Philip Temple’s 1965 account of an out­rageously bold exped­i­tion was pub­lished without fan­fare, without many good pho­to­graphs, and without even the bene­fit of a copy-edit­or; it van­ished without trace. The Sea and The Snow came to our atten­tion a few years ago as we pre­pared the books of H W Tilman for their new Col­lec­ted Edi­tion (he skippered the voy­age described in Philip’s book), and we learned that a large col­lec­tion of high qual­ity pho­tos from the exped­i­tion by its lead­er War­wick Dea­cock never, for some reas­on, made it into the ori­gin­al edi­tion. Taken on his Rol­leiflex 6 x 6 cm format cam­era, they lent them­selves per­fectly to full-page repro­duc­tion in the square format of our new edi­tion of the book, on the basis if you have them flaunt them. From the per­spect­ive of his eighties, here are Philip’s thoughts on the Heard Island Exped­i­tion of 1964–5:

More than half a cen­tury on, it is easy to for­get that no-one had done it before. There had been exped­i­tions to Ant­arc­tica and the sub-Ant­arc­tic islands, but these had all com­prised sub­stan­tial bod­ies of men on ships of a sens­ible size fit­ted out for ice and the South­ern Ocean. They may have had sails, but they were mostly powered by steam or dies­el engines. Even when sail was the only option, back in James Cook’s day, his Res­ol­u­tion was 111 feet long and car­ried a com­ple­ment of 112 men.

To most people in 1964, there­fore, it seemed a pre­pos­ter­ous pro­pos­al that ten men should under­take a sail­ing voy­age of 10,000 miles across the South­ern Ocean in a sixty-three-foot schoon­er to land on a har­bour­less, ice-covered island and make the first ascent of a 9000-ft vol­cano. Men in small ships had sailed to remote places before, alone or with small crews, but none with so much ambi­tion.


But that was the point. As the exped­i­tion sci­ent­ist, Gra­hame Budd, put it, its lead­er War­wick Dea­cock wished to demon­strate that, ‘If one will only dare, one can actu­ally do the most unlikely things that may come into one’s head. For the hes­it­ant, the dif­fid­ent, and the many ama­teurs over­awed by the experts of this world, this demon­stra­tion can’t be made too often’. Warwick’s vis­ion cap­tured the ima­gin­a­tion of Sydney, from where the exped­i­tion began, and his energy drew enough sup­port from its com­munity, in fin­ance and kind, to make it pos­sible. That the exped­i­tion then suc­ceeded in all its aims, explor­at­ory and sci­entif­ic, was a trib­ute not only to Warwick’s lead­er­ship but also to the skills and ded­ic­a­tion of his chosen crew, under the sail­ing dir­ec­tion of that peer­less explorer and skip­per, H. W. ‘Bill’ Tilman.

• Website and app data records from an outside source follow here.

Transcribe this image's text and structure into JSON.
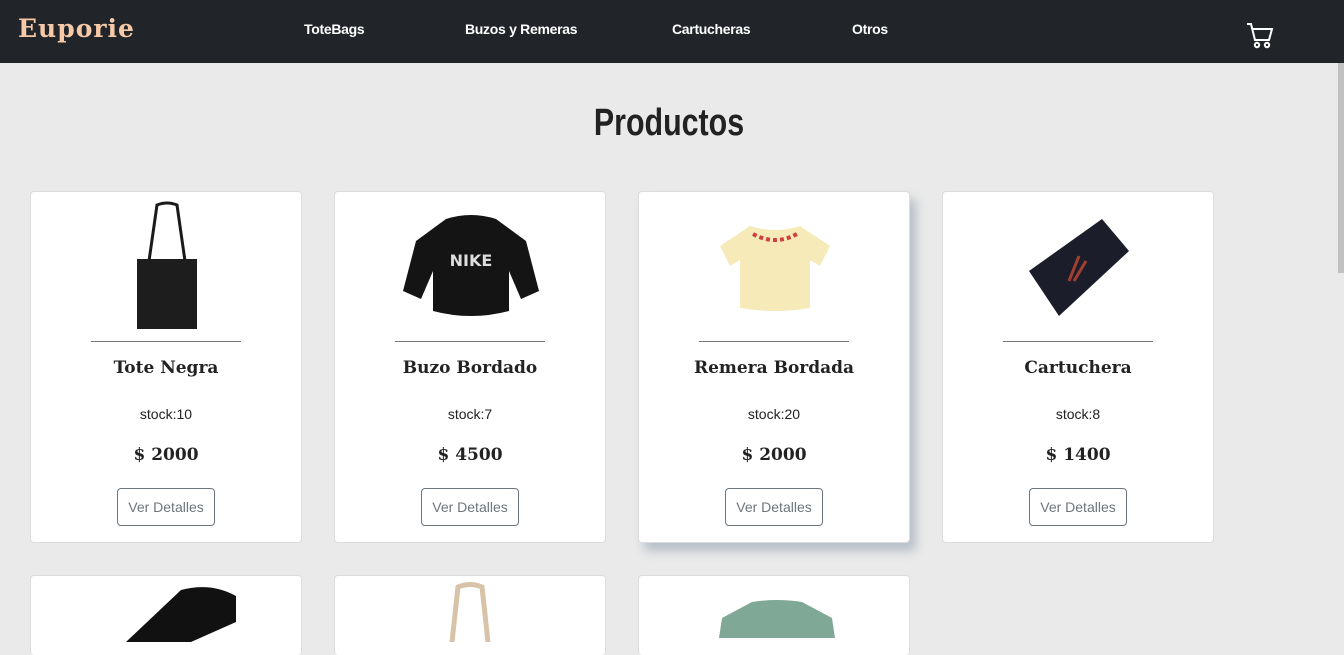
{
  "brand": "Euporie",
  "nav": [
    "ToteBags",
    "Buzos y Remeras",
    "Cartucheras",
    "Otros"
  ],
  "page_title": "Productos",
  "products": [
    {
      "name": "Tote Negra",
      "stock": "stock:10",
      "price": "$ 2000",
      "button": "Ver Detalles"
    },
    {
      "name": "Buzo Bordado",
      "stock": "stock:7",
      "price": "$ 4500",
      "button": "Ver Detalles"
    },
    {
      "name": "Remera Bordada",
      "stock": "stock:20",
      "price": "$ 2000",
      "button": "Ver Detalles"
    },
    {
      "name": "Cartuchera",
      "stock": "stock:8",
      "price": "$ 1400",
      "button": "Ver Detalles"
    }
  ]
}
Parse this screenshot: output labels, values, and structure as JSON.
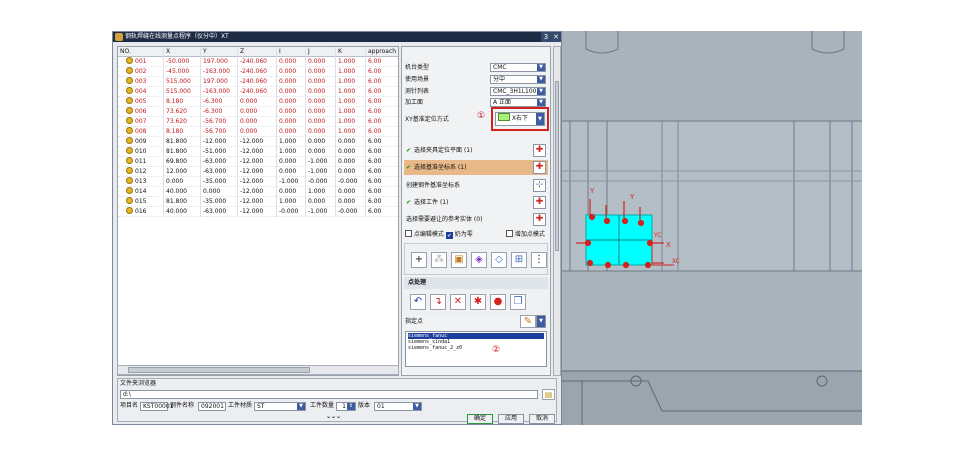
{
  "dialog": {
    "title": "钢轨焊缝在线测量点程序（仪分中）XT",
    "close_glyph": "✕",
    "help_glyph": "3"
  },
  "grid": {
    "headers": [
      "NO.",
      "X",
      "Y",
      "Z",
      "I",
      "J",
      "K",
      "approach"
    ],
    "rows": [
      {
        "no": "001",
        "x": "-50.000",
        "y": "197.000",
        "z": "-240.060",
        "i": "0.000",
        "j": "0.000",
        "k": "1.000",
        "a": "6.00",
        "red": true
      },
      {
        "no": "002",
        "x": "-45.000",
        "y": "-163.000",
        "z": "-240.060",
        "i": "0.000",
        "j": "0.000",
        "k": "1.000",
        "a": "6.00",
        "red": true
      },
      {
        "no": "003",
        "x": "515.000",
        "y": "197.000",
        "z": "-240.060",
        "i": "0.000",
        "j": "0.000",
        "k": "1.000",
        "a": "6.00",
        "red": true
      },
      {
        "no": "004",
        "x": "515.000",
        "y": "-163.000",
        "z": "-240.060",
        "i": "0.000",
        "j": "0.000",
        "k": "1.000",
        "a": "6.00",
        "red": true
      },
      {
        "no": "005",
        "x": "8.180",
        "y": "-6.300",
        "z": "0.000",
        "i": "0.000",
        "j": "0.000",
        "k": "1.000",
        "a": "6.00",
        "red": true
      },
      {
        "no": "006",
        "x": "73.620",
        "y": "-6.300",
        "z": "0.000",
        "i": "0.000",
        "j": "0.000",
        "k": "1.000",
        "a": "6.00",
        "red": true
      },
      {
        "no": "007",
        "x": "73.620",
        "y": "-56.700",
        "z": "0.000",
        "i": "0.000",
        "j": "0.000",
        "k": "1.000",
        "a": "6.00",
        "red": true
      },
      {
        "no": "008",
        "x": "8.180",
        "y": "-56.700",
        "z": "0.000",
        "i": "0.000",
        "j": "0.000",
        "k": "1.000",
        "a": "6.00",
        "red": true
      },
      {
        "no": "009",
        "x": "81.800",
        "y": "-12.000",
        "z": "-12.000",
        "i": "1.000",
        "j": "0.000",
        "k": "0.000",
        "a": "6.00",
        "red": false
      },
      {
        "no": "010",
        "x": "81.800",
        "y": "-51.000",
        "z": "-12.000",
        "i": "1.000",
        "j": "0.000",
        "k": "0.000",
        "a": "6.00",
        "red": false
      },
      {
        "no": "011",
        "x": "69.800",
        "y": "-63.000",
        "z": "-12.000",
        "i": "0.000",
        "j": "-1.000",
        "k": "0.000",
        "a": "6.00",
        "red": false
      },
      {
        "no": "012",
        "x": "12.000",
        "y": "-63.000",
        "z": "-12.000",
        "i": "0.000",
        "j": "-1.000",
        "k": "0.000",
        "a": "6.00",
        "red": false
      },
      {
        "no": "013",
        "x": "0.000",
        "y": "-35.000",
        "z": "-12.000",
        "i": "-1.000",
        "j": "-0.000",
        "k": "-0.000",
        "a": "6.00",
        "red": false
      },
      {
        "no": "014",
        "x": "40.000",
        "y": "0.000",
        "z": "-12.000",
        "i": "0.000",
        "j": "1.000",
        "k": "0.000",
        "a": "6.00",
        "red": false
      },
      {
        "no": "015",
        "x": "81.800",
        "y": "-35.000",
        "z": "-12.000",
        "i": "1.000",
        "j": "0.000",
        "k": "0.000",
        "a": "6.00",
        "red": false
      },
      {
        "no": "016",
        "x": "40.000",
        "y": "-63.000",
        "z": "-12.000",
        "i": "-0.000",
        "j": "-1.000",
        "k": "-0.000",
        "a": "6.00",
        "red": false
      }
    ]
  },
  "panel": {
    "machine_type_label": "机台类型",
    "machine_type_value": "CMC",
    "scene_label": "使用场景",
    "scene_value": "分中",
    "probe_list_label": "测针列表",
    "probe_list_value": "CMC_3H1L100",
    "face_label": "加工面",
    "face_value": "A 正面",
    "xy_label": "XY基准定位方式",
    "xy_value": "X右下",
    "select_plane": "选择夹具定位平面 (1)",
    "select_csys": "选择基准坐标系 (1)",
    "create_csys": "创建钢件基准坐标系",
    "select_workpiece": "选择工件 (1)",
    "select_avoid": "选择需要避让的参考实体 (0)",
    "edit_mode": "点编辑模式",
    "is_electrode": "奶为零",
    "add_mode": "增加点模式",
    "point_section": "点处理",
    "specify_point": "指定点",
    "post_list": [
      "siemens_fanuc",
      "siemens_xinda1",
      "siemens_fanuc_2_z0"
    ],
    "marker1": "①",
    "marker2": "②"
  },
  "file_browser": {
    "section": "文件夹浏览器",
    "path": "d:\\",
    "project_label": "项目名",
    "project_value": "KST00001",
    "part_label": "钢件名称",
    "part_value": "092001",
    "material_label": "工件材质",
    "material_value": "ST",
    "qty_label": "工件数量",
    "qty_value": "1",
    "version_label": "版本",
    "version_value": "01",
    "expand": "⌄⌄⌄"
  },
  "buttons": {
    "ok": "确定",
    "apply": "应用",
    "cancel": "取消"
  },
  "viewport": {
    "axis_x": "XC",
    "axis_y": "Y",
    "axis_z": "X",
    "axis_yc": "YC",
    "background": "#a8b3bc",
    "accent": "#00ffff"
  }
}
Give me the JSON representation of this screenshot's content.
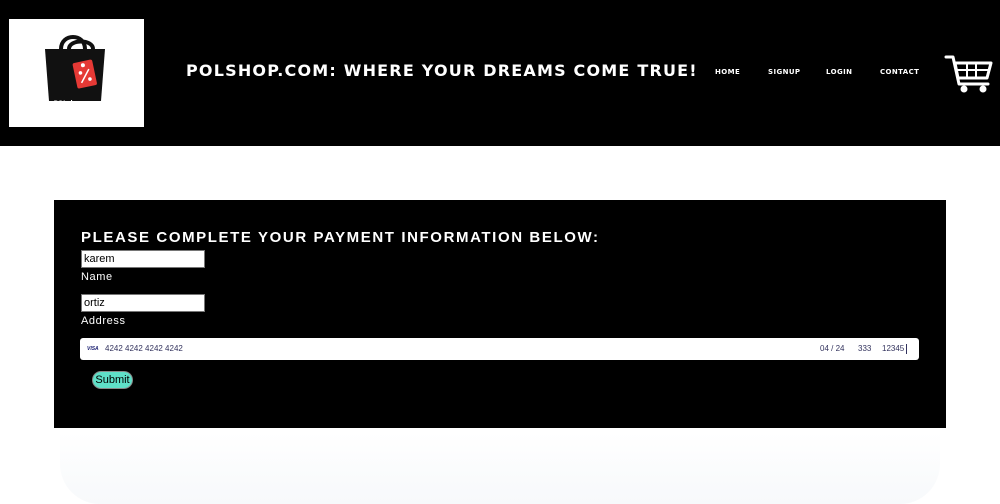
{
  "header": {
    "logo_text": "POLshop.com",
    "site_title": "POLSHOP.COM: WHERE YOUR DREAMS COME TRUE!",
    "nav": {
      "home": "HOME",
      "signup": "SIGNUP",
      "login": "LOGIN",
      "contact": "CONTACT"
    }
  },
  "payment": {
    "title": "PLEASE COMPLETE YOUR PAYMENT INFORMATION BELOW:",
    "name_value": "karem",
    "name_label": "Name",
    "address_value": "ortiz",
    "address_label": "Address",
    "card": {
      "brand": "VISA",
      "number": "4242 4242 4242 4242",
      "expiry": "04 / 24",
      "cvc": "333",
      "zip": "12345"
    },
    "submit_label": "Submit"
  },
  "colors": {
    "header_bg": "#000000",
    "submit_bg": "#5fe0c8",
    "logo_tag": "#e53935"
  }
}
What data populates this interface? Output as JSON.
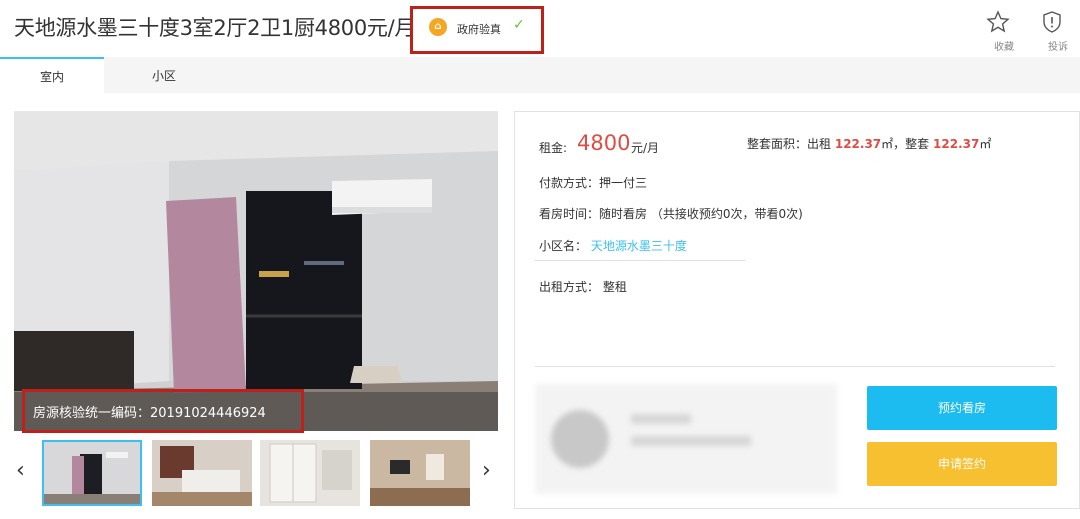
{
  "header": {
    "title": "天地源水墨三十度3室2厅2卫1厨4800元/月",
    "badge_icon": "government-icon",
    "badge_label": "政府验真",
    "badge_check": "✓",
    "favorite_label": "收藏",
    "report_label": "投诉"
  },
  "tabs": [
    {
      "label": "室内",
      "active": true
    },
    {
      "label": "小区",
      "active": false
    }
  ],
  "gallery": {
    "verification_code": "房源核验统一编码：20191024446924",
    "thumb_count": 4,
    "prev_icon": "‹",
    "next_icon": "›"
  },
  "details": {
    "rent_label": "租金:",
    "rent_value": "4800",
    "rent_unit": "元/月",
    "area_prefix": "整套面积：出租",
    "area_rent": "122.37",
    "area_unit": "㎡",
    "area_sep": "，整套",
    "area_total": "122.37",
    "payment": "付款方式：押一付三",
    "viewing": "看房时间：随时看房  （共接收预约0次，带看0次)",
    "community_label": "小区名：",
    "community_name": "天地源水墨三十度",
    "rent_type": "出租方式：  整租"
  },
  "actions": {
    "book_label": "预约看房",
    "sign_label": "申请签约"
  },
  "colors": {
    "accent": "#1cbcf0",
    "price": "#e04c43",
    "sign": "#f7c030",
    "highlight_box": "#c0201a"
  }
}
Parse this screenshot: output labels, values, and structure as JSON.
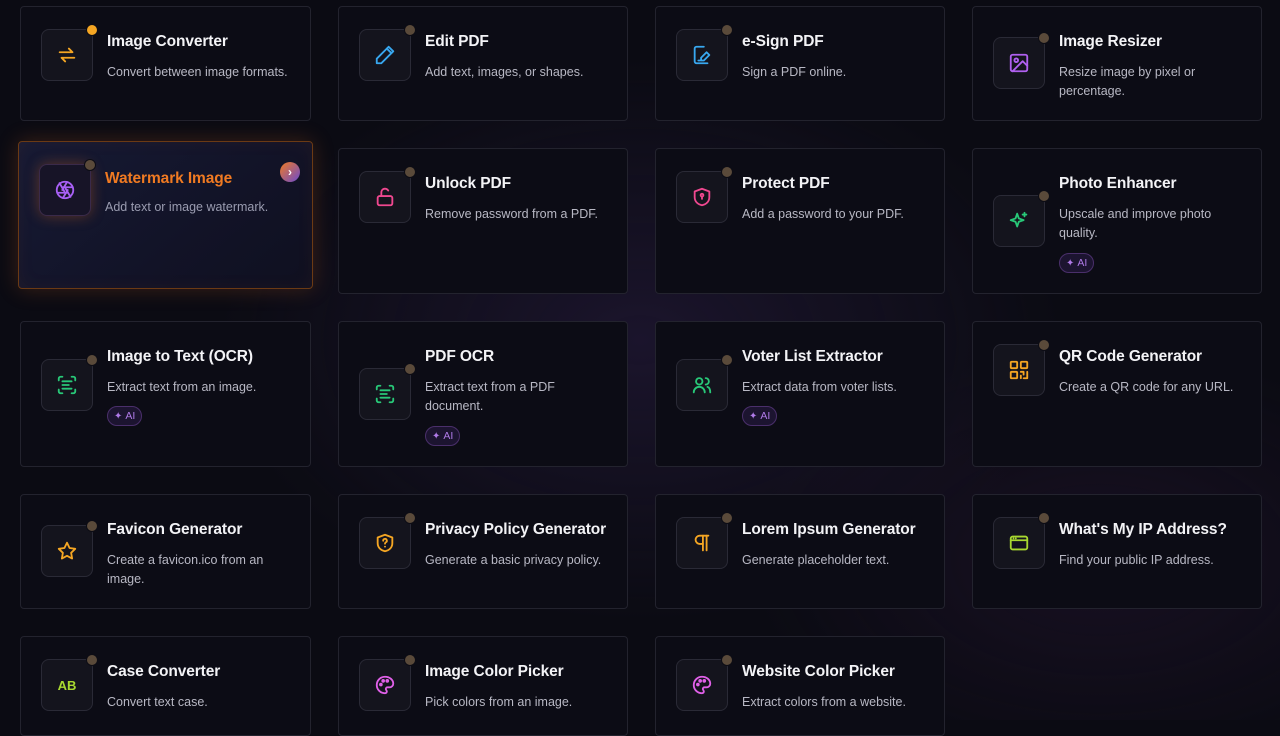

It was a priv­ilege to take part in the South Indi­an Ocean Exped­i­tion to Heard Island dur­ing that south­ern sum­mer of 1964–65. It was one of the most import­ant and mem­or­able exper­i­ences of my young life. As, I think, it was for all of us, it helped shape who I was and went on to become. Ed Hil­lary wrote that what we under­took was indic­at­ive of our ‘cour­age and ima­gin­a­tion’. If that was true, the example offered by such adven­tur­ous enter­prises can­not be made too often, for the value it renders to its par­ti­cipants and for the encour­age­ment it gives to oth­ers to also try the ‘most unlikely things’.